- [WHAT IS NEEDED]:
Count every line in the following listing that contains "shortcut", then report that count with nothing added.

- [DATA FOR THIS TASK]:

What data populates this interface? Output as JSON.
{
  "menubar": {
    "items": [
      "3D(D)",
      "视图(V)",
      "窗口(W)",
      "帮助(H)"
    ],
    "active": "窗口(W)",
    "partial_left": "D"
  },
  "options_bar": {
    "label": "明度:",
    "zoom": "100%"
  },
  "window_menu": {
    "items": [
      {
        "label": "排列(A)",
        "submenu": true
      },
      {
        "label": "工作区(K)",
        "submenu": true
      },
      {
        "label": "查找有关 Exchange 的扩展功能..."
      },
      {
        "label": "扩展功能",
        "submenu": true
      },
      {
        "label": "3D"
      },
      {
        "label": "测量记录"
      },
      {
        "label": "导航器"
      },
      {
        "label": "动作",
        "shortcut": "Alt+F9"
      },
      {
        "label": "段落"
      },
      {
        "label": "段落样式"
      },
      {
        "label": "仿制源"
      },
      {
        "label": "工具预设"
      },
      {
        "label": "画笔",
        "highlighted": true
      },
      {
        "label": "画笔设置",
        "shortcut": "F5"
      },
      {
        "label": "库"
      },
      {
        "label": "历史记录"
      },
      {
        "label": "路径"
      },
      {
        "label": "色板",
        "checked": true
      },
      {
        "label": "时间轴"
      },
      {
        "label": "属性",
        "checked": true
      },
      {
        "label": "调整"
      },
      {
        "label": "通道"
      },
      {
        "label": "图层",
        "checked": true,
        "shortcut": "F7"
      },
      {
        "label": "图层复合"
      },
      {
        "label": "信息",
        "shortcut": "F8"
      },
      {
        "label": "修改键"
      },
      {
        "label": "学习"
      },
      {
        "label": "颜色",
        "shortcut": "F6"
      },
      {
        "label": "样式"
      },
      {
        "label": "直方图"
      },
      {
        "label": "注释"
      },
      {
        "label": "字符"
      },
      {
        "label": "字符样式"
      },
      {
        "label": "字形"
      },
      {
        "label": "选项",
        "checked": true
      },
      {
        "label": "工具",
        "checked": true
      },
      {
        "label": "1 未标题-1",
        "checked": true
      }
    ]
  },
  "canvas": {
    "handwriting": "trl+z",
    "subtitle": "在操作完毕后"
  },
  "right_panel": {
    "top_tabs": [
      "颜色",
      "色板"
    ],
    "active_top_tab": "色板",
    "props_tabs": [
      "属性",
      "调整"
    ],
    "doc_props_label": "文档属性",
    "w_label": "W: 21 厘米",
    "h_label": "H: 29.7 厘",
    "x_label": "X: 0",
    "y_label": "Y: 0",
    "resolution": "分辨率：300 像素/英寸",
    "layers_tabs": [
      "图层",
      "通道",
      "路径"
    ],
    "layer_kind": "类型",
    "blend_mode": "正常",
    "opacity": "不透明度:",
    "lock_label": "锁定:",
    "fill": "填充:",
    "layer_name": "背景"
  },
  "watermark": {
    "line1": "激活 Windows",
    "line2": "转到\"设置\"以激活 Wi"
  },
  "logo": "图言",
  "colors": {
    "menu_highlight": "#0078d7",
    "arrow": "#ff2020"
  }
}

- [EXERCISE OUTPUT]:
5